**Your assignment**
Filter the entries and keep only the lines where the string "JSON" appears.

**Material for this task**
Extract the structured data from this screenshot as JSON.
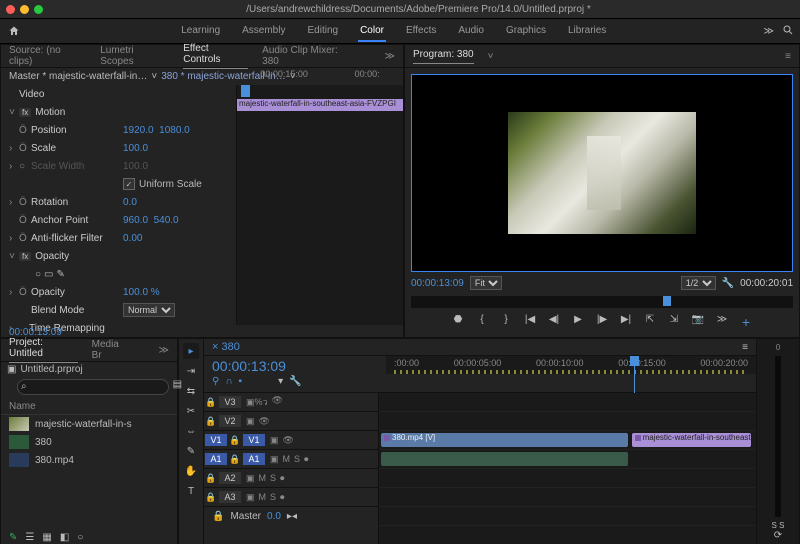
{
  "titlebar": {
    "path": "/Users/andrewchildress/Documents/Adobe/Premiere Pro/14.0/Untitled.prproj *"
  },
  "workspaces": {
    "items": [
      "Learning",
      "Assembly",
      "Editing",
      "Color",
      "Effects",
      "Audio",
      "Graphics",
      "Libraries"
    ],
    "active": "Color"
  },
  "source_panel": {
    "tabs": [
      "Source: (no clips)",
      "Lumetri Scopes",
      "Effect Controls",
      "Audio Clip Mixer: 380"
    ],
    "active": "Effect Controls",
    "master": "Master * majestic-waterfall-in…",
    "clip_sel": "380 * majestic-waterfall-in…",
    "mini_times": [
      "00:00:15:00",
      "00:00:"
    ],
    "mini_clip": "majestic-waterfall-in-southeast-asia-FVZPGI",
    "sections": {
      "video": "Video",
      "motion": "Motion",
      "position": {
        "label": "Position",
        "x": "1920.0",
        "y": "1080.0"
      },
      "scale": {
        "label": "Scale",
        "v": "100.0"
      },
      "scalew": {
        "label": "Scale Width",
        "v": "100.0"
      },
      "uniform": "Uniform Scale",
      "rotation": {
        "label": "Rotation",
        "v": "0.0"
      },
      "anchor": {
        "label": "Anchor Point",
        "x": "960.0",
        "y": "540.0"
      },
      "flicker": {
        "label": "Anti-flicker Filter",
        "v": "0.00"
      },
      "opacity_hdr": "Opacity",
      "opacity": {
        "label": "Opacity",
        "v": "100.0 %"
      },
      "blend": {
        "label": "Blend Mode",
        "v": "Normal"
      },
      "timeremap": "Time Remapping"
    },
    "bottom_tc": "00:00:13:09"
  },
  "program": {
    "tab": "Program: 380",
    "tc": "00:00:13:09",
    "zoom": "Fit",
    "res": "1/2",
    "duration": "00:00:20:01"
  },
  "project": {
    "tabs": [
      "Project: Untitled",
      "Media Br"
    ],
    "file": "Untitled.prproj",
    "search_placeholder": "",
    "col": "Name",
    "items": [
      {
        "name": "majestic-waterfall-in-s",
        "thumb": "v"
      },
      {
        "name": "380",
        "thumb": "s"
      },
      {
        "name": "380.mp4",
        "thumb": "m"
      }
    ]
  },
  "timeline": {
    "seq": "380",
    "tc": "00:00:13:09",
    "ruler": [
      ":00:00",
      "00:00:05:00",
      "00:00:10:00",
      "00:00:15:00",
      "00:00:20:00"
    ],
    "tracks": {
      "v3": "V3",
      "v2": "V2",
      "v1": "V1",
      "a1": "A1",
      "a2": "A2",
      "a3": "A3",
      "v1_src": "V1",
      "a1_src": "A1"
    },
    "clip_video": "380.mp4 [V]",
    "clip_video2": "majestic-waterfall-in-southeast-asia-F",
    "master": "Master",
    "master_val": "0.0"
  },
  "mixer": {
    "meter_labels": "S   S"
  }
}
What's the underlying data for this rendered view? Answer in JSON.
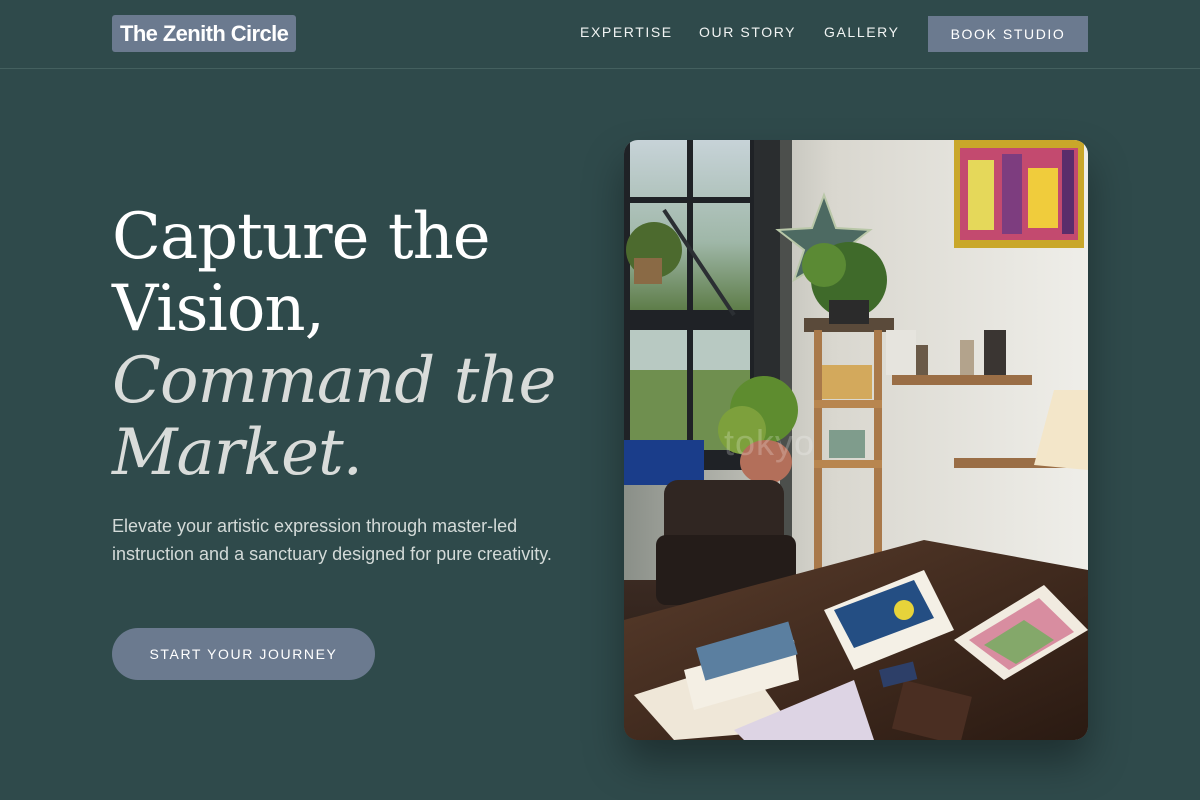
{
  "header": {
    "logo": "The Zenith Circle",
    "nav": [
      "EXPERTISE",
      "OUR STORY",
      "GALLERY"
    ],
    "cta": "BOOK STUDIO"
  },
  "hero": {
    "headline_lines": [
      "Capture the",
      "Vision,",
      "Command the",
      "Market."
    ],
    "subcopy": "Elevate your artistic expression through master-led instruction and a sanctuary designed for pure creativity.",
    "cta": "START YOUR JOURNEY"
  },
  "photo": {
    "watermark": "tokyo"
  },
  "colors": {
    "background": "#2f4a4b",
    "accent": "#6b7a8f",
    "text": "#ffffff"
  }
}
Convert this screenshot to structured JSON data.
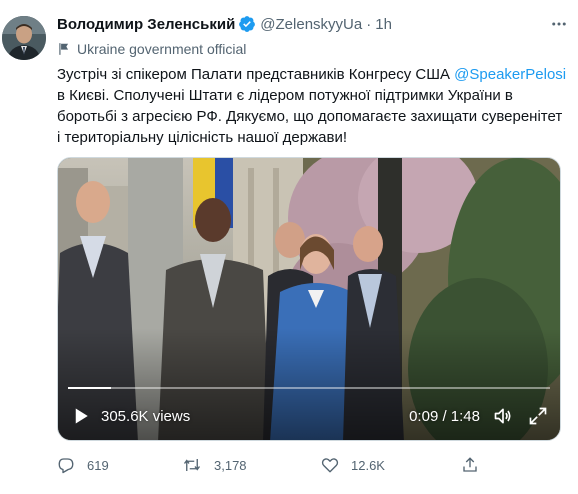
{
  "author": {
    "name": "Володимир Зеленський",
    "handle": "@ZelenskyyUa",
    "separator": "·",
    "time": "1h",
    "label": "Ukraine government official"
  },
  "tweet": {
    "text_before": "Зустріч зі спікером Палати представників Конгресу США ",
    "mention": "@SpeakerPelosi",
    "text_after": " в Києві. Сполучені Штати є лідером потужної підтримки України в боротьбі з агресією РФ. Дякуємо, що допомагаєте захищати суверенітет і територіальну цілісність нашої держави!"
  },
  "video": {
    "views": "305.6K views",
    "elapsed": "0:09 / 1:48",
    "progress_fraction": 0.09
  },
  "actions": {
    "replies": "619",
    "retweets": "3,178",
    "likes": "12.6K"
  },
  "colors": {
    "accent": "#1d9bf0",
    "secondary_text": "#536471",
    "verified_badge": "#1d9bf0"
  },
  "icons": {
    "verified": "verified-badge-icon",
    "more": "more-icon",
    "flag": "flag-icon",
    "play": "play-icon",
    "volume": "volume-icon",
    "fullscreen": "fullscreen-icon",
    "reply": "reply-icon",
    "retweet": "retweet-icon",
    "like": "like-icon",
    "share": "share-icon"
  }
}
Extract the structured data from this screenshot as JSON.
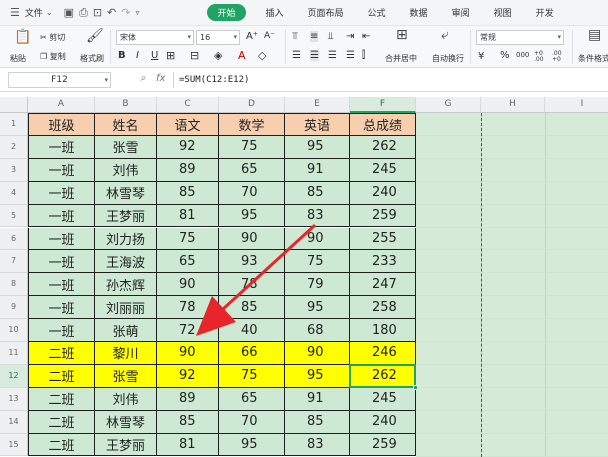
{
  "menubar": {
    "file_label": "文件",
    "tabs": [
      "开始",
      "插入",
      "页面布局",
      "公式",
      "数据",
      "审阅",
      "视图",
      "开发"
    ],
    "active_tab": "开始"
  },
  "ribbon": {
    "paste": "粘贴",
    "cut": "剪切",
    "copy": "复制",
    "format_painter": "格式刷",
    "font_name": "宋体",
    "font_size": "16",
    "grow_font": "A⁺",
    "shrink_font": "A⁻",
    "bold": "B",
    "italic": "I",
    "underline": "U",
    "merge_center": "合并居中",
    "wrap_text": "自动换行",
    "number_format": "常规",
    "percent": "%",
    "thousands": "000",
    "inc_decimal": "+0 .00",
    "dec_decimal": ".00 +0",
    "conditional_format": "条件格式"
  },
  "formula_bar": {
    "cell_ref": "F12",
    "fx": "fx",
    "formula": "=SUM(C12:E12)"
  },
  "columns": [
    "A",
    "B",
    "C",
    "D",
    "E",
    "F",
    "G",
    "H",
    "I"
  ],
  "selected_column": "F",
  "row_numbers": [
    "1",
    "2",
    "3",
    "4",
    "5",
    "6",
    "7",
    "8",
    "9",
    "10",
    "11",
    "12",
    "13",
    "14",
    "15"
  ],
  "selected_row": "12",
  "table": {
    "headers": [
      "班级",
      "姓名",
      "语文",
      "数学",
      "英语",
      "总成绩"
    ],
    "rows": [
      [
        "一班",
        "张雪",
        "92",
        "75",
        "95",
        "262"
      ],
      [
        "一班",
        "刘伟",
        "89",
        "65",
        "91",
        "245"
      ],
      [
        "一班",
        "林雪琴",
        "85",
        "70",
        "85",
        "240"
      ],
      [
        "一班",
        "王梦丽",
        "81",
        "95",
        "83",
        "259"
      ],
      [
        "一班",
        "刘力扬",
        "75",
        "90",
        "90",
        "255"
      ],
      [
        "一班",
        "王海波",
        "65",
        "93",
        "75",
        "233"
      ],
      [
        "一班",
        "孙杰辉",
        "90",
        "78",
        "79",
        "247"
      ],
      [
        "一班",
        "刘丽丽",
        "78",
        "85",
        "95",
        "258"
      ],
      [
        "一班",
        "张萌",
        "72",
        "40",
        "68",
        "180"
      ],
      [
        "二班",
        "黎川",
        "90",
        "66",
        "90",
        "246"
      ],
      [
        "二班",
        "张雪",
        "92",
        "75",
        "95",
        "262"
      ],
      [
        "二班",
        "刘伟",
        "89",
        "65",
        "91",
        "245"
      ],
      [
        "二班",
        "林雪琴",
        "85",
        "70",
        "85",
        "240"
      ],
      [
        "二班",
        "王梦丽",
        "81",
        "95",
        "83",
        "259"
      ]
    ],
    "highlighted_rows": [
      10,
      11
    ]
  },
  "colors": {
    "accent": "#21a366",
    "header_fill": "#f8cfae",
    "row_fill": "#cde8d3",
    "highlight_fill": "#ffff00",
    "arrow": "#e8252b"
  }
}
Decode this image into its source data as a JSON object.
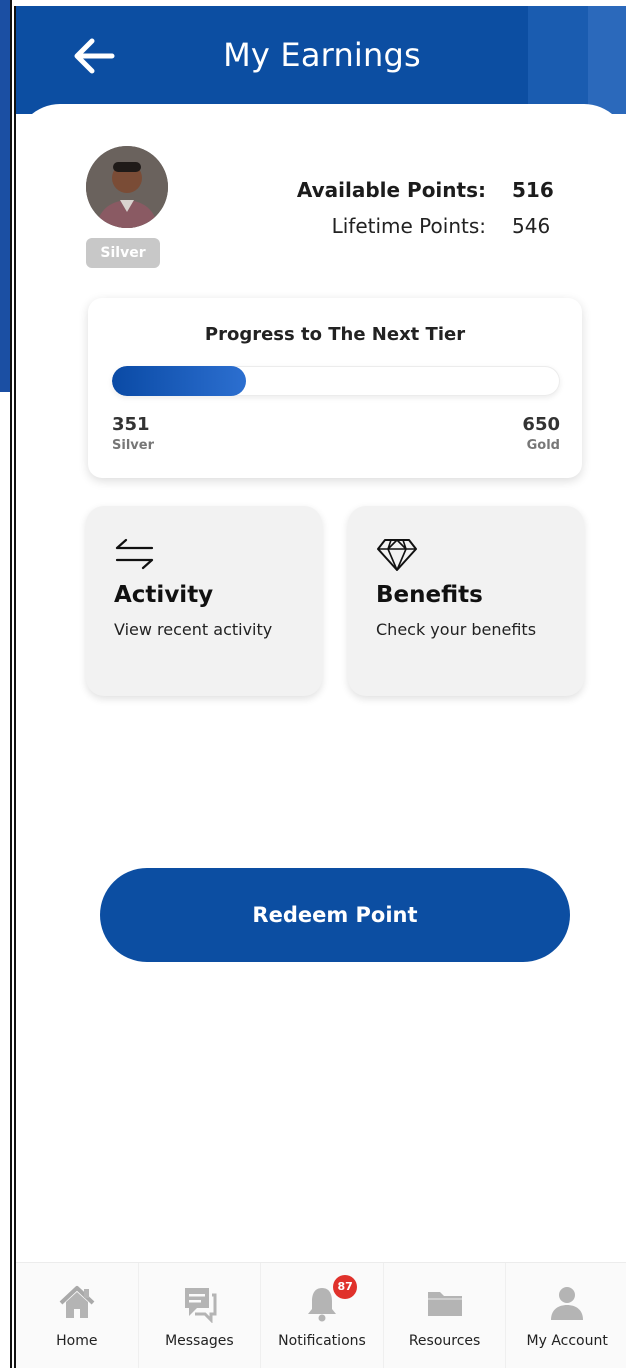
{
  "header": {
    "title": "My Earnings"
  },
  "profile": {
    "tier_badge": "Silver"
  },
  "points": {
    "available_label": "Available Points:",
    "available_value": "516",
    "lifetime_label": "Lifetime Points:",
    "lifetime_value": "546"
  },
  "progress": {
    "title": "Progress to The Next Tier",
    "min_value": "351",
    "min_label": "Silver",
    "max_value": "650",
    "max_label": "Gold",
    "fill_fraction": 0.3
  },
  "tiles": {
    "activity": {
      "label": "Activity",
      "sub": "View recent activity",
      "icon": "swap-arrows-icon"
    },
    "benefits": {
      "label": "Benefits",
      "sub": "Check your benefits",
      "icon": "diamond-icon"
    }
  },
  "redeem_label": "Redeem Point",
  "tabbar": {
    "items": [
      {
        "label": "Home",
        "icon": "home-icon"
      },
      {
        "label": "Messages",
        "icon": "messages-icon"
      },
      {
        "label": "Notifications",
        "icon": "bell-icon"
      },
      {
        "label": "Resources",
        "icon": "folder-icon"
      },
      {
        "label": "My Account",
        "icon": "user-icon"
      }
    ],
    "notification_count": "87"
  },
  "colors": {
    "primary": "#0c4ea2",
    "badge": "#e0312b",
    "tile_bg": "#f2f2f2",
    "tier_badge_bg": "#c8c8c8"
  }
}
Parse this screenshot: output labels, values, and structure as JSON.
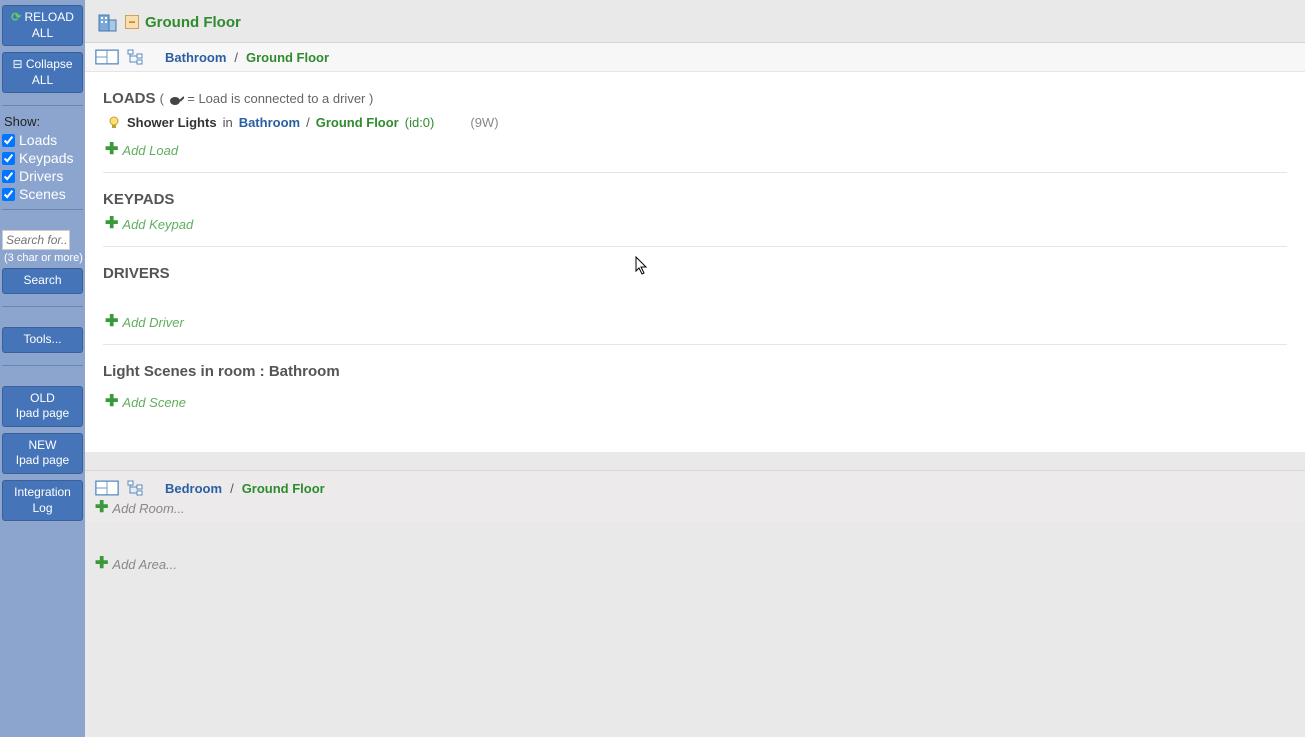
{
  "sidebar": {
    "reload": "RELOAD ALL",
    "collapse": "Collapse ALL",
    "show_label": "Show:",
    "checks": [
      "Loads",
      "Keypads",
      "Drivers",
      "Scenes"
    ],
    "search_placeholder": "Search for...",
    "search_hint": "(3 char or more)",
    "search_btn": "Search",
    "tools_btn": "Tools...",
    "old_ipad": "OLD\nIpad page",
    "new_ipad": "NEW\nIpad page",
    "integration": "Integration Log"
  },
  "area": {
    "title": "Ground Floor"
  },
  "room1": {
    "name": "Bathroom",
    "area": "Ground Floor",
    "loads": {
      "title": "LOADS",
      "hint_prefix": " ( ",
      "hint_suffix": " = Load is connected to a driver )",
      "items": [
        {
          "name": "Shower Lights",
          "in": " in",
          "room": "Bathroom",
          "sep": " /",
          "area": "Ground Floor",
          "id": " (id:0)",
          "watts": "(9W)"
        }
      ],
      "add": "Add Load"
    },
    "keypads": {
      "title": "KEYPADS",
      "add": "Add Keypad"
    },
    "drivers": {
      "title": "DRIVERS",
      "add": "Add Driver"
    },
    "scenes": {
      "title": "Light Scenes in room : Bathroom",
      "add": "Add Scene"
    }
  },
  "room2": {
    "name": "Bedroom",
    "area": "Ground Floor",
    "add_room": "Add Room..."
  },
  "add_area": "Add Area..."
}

**Answer box**
Extract the structured data from this screenshot as JSON.
What's the underlying data for this rendered view? Answer in JSON.
Convert this screenshot to structured JSON data.
Extract the structured data from this screenshot as JSON.
Decode this image into its source data as a JSON object.
Parse this screenshot: output labels, values, and structure as JSON.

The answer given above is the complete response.